#329 Healing Trauma and Mental Health with Jennifer Tippett
Content warning for: discussion of sensitive topics like trauma, mental illness, abuse, sexual assault, and suicide. If you or a loved one is struggling, I’ve included some resources in the show notes below.
Mental health – it’s something that we might not want to talk about, but we all know that it’s a critical part of success in life in business.
I wanted to broach this sensitive topic for makers and creatives who are dealing with trauma or struggling with their mental health.
You deserve to live a fulfilling, functioning life that allows you to embrace your creativity.
Nobody understands this better than Dr. Jennifer Tippett.
Jennifer serves as a professor at the University of Denver and the Director of Substance Use Disorder Specialty Unit in the doctoral program
She specializes in trauma and addiction, and the use of psychedelic medicine in therapeutic settings.
In her private practice, she works with this population in therapy and also coaches people before and after the use of psychedelics.

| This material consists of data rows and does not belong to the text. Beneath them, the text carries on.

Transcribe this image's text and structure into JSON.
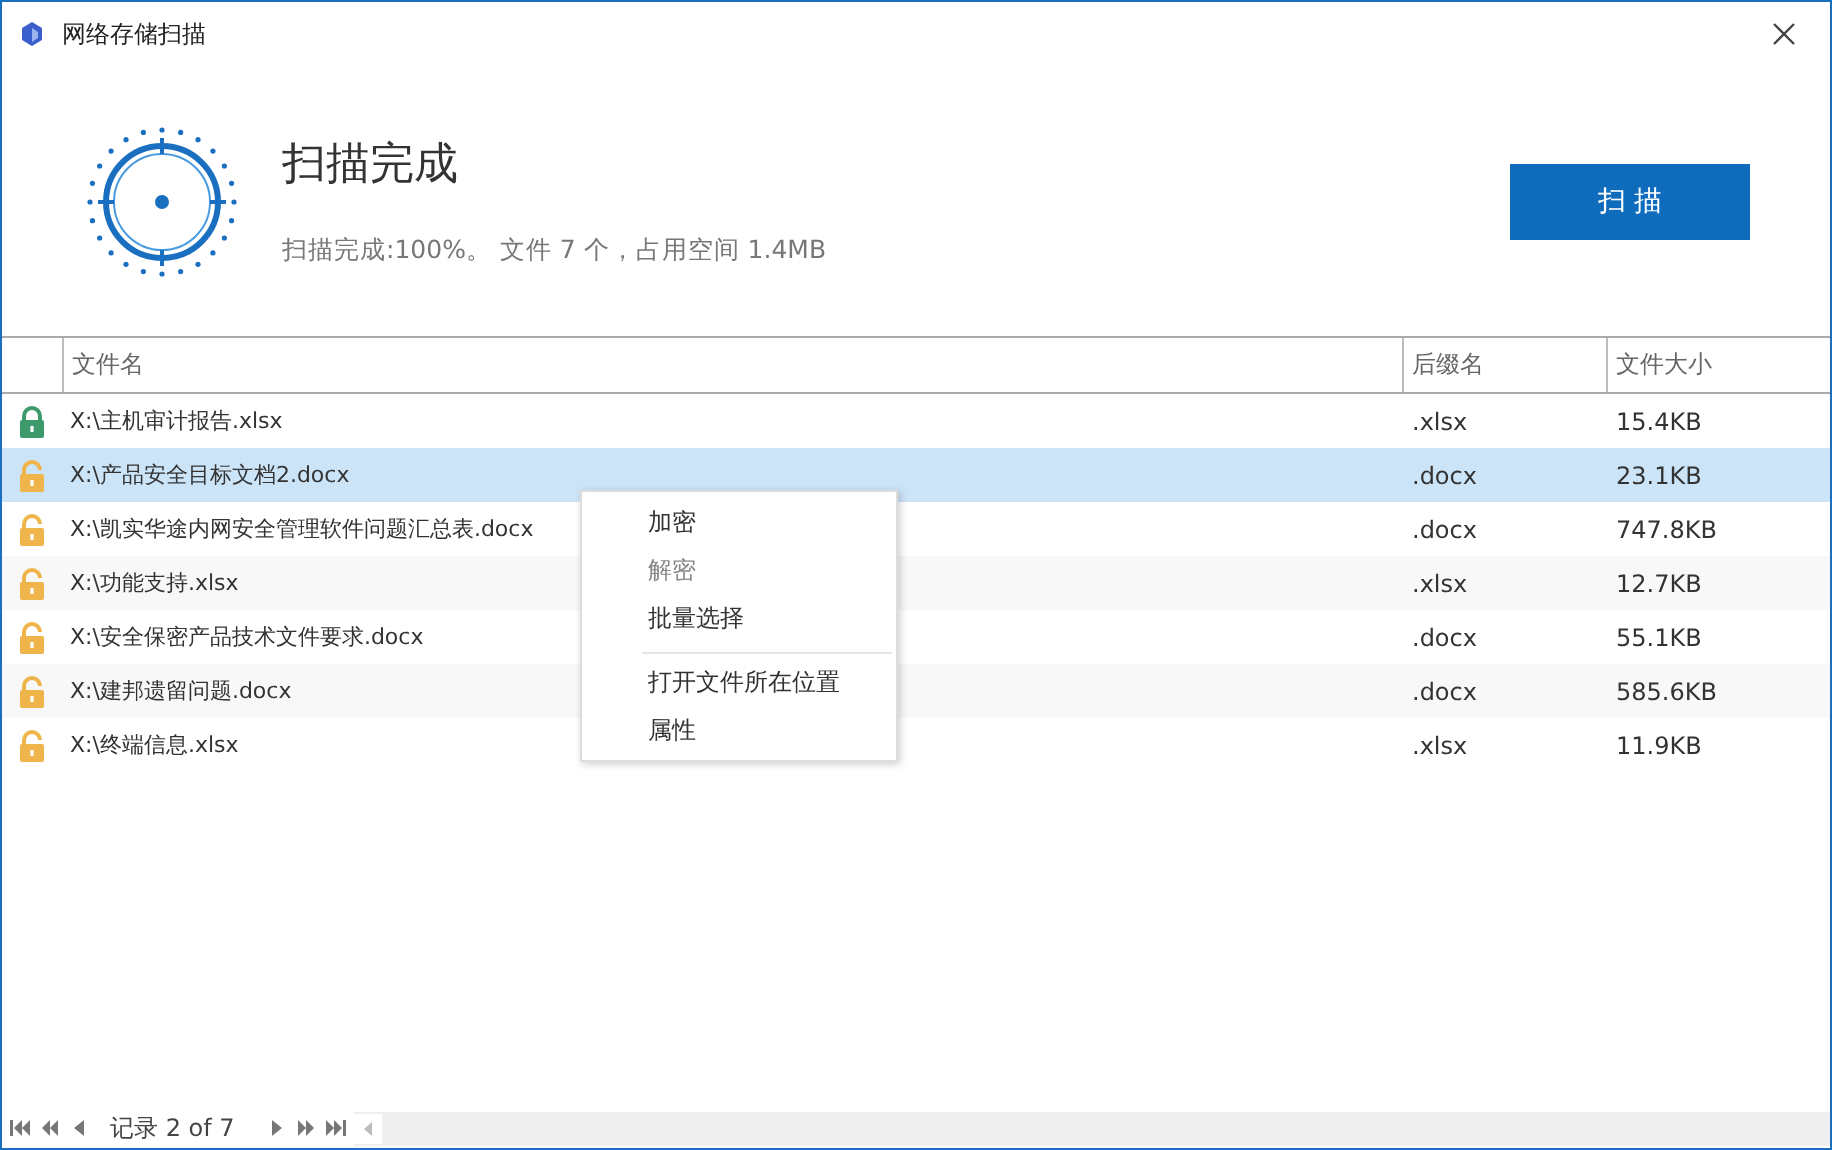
{
  "window": {
    "title": "网络存储扫描"
  },
  "status": {
    "title": "扫描完成",
    "summary": "扫描完成:100%。 文件 7 个，占用空间 1.4MB"
  },
  "scan_button": "扫 描",
  "table": {
    "columns": [
      "文件名",
      "后缀名",
      "文件大小"
    ],
    "rows": [
      {
        "name": "X:\\主机审计报告.xlsx",
        "ext": ".xlsx",
        "size": "15.4KB",
        "locked": true,
        "selected": false
      },
      {
        "name": "X:\\产品安全目标文档2.docx",
        "ext": ".docx",
        "size": "23.1KB",
        "locked": false,
        "selected": true
      },
      {
        "name": "X:\\凯实华途内网安全管理软件问题汇总表.docx",
        "ext": ".docx",
        "size": "747.8KB",
        "locked": false,
        "selected": false
      },
      {
        "name": "X:\\功能支持.xlsx",
        "ext": ".xlsx",
        "size": "12.7KB",
        "locked": false,
        "selected": false
      },
      {
        "name": "X:\\安全保密产品技术文件要求.docx",
        "ext": ".docx",
        "size": "55.1KB",
        "locked": false,
        "selected": false
      },
      {
        "name": "X:\\建邦遗留问题.docx",
        "ext": ".docx",
        "size": "585.6KB",
        "locked": false,
        "selected": false
      },
      {
        "name": "X:\\终端信息.xlsx",
        "ext": ".xlsx",
        "size": "11.9KB",
        "locked": false,
        "selected": false
      }
    ]
  },
  "context_menu": [
    {
      "kind": "item",
      "label": "加密",
      "disabled": false
    },
    {
      "kind": "item",
      "label": "解密",
      "disabled": true
    },
    {
      "kind": "item",
      "label": "批量选择",
      "disabled": false
    },
    {
      "kind": "separator"
    },
    {
      "kind": "item",
      "label": "打开文件所在位置",
      "disabled": false
    },
    {
      "kind": "item",
      "label": "属性",
      "disabled": false
    }
  ],
  "pager": {
    "label": "记录 2 of 7"
  }
}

She sat down with me to talk genuinely about how trauma impacts our lives as creatives, business owners, and people.
Early psychological definitions of trauma were very narrow and event-based. It was primarily understood as something only veterans and abuse victims experienced.
A lot of people meet with Jennifer and say something like, “I don’t have any trauma. Nothing bad has happened to me,” but they are often downplaying the impact their negative experiences have had on their life.

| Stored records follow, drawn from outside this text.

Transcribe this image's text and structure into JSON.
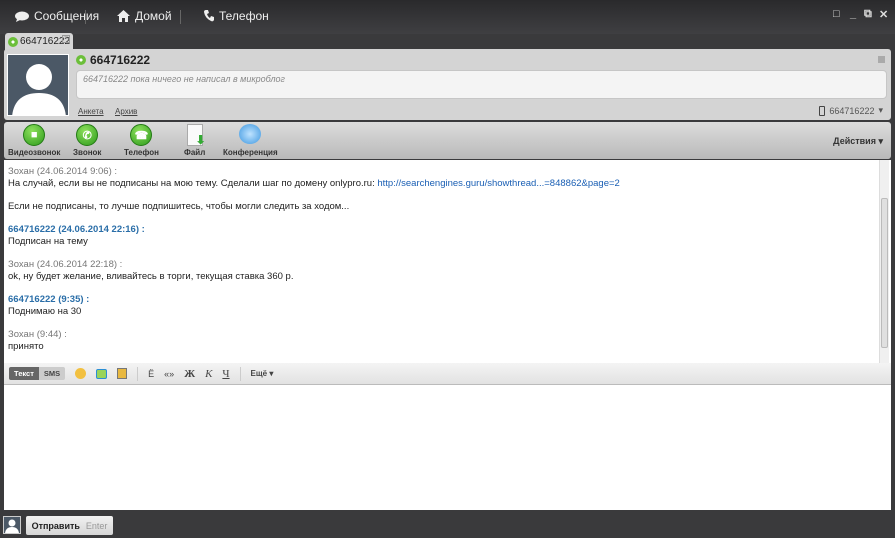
{
  "top_tabs": [
    {
      "label": "Сообщения",
      "icon": "chat-bubble-icon"
    },
    {
      "label": "Домой",
      "icon": "home-icon"
    },
    {
      "label": "Телефон",
      "icon": "phone-icon"
    }
  ],
  "window_controls": [
    "□",
    "_",
    "⧉",
    "✕"
  ],
  "chat_tab": {
    "label": "664716222"
  },
  "contact": {
    "name": "664716222",
    "status": "664716222 пока ничего не написал в микроблог",
    "links": [
      "Анкета",
      "Архив"
    ],
    "phone_selector": "664716222"
  },
  "toolbar": {
    "buttons": [
      "Видеозвонок",
      "Звонок",
      "Телефон",
      "Файл",
      "Конференция"
    ],
    "actions": "Действия"
  },
  "messages": [
    {
      "header": "Зохан (24.06.2014 9:06) :",
      "me": false,
      "lines": [
        "На случай, если вы не подписаны на мою тему. Сделали шаг по домену onlypro.ru: "
      ],
      "link": "http://searchengines.guru/showthread...=848862&page=2"
    },
    {
      "header": "",
      "me": false,
      "lines": [
        "Если не подписаны, то лучше подпишитесь, чтобы могли следить за ходом..."
      ]
    },
    {
      "header": "664716222 (24.06.2014 22:16) :",
      "me": true,
      "lines": [
        "Подписан на тему"
      ]
    },
    {
      "header": "Зохан (24.06.2014 22:18) :",
      "me": false,
      "lines": [
        "ok, ну будет желание, вливайтесь в торги, текущая ставка 360 р."
      ]
    },
    {
      "header": "664716222 (9:35) :",
      "me": true,
      "lines": [
        "Поднимаю на 30"
      ]
    },
    {
      "header": "Зохан (9:44) :",
      "me": false,
      "lines": [
        "принято"
      ]
    }
  ],
  "format": {
    "mode_text": "Текст",
    "mode_sms": "SMS",
    "bold": "Ж",
    "italic": "К",
    "underline": "Ч",
    "quote": "«»",
    "translit": "Ё",
    "more": "Ещё"
  },
  "send": {
    "label": "Отправить",
    "hint": "Enter"
  }
}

Our understanding of trauma is expanding. Jennifer talks at length about what she calls “ambient trauma,” resulting from experiences a person might not immediately recognize as traumatic, often in childhood.
A lot of people meet with Jennifer and say something like, “I don’t have any trauma. Nothing bad has happened to These experiences still affect our neurobiology and the way we learn to function in the world. They can impact the way we engage with other people, regulate our emotions, and organize our lives.
They leave us stuck in behavioral patterns from childhood that Jennifer might refer to as “trauma responses.”
One of the many ways trauma can manifest is by shutting down joy, play, and creativity.
Unlocking New Tools for Healing
One of Jennifer’s specialties is healing trauma through the use of psychedelic medicine in therapeutic settings.
Research is finding that trauma therapy in combination with psychedelic use can lead to promising results for those struggling.
Probably the most famous of these studies come from the organization MAPS, which has conducted extensive research on treating PTSD in veterans.
People who undergo treatment demonstrate not just symptom reduction, but symptom remittance – meaning their symptoms
Jennifer notes that it’s important to never use the word “cured” in psychology, because it oversimplifies the complex experiences of mental health.
But the results are promising.
They suggest that the effects of psychedelic treatment aren’t just dampening people’s emotional experiences, but helping them truly grapple with their trauma and process it in a life changing way.
Doing the Work
The current legality of psychedelic substances in the US gets in the way of Jen’s ability to work with clients in a clinical setting. But she’s able to offer set and setting consultations, followed up by valuable integration sessions.
This is critical to the process of healing. As Jennifer puts it, “psychedelics are not the treatment, they’re a tool for treatment… you gotta do the work.”
Finding ways to help people regulate themselves internally allows them to lead more functioning, fulfilling lives – and those strategies are hardly limited to psychedelics.
If you are struggling, or find that your state of mind is affecting your creativity, Jennifer advises to look internally: “there is an innate wisdom in us that knows what we need.”
Try to stay mindful of what you need, and how you’re meeting those needs for yourself.
Jennifer offered so much wisdom in such a short time, and I highly encourage you to listen to the full episode above for more tips on how you can integrate wellness practices into your own life.
National Suicide Prevention Hotline: 1-800-273-8255
Crisis Text Line: Text Hello to 741741
National Domestic Violence Hotline: Text “START” to 88788 or call 1-800-799-7233 SAMHSA
National Helpline: 1-800-662-4357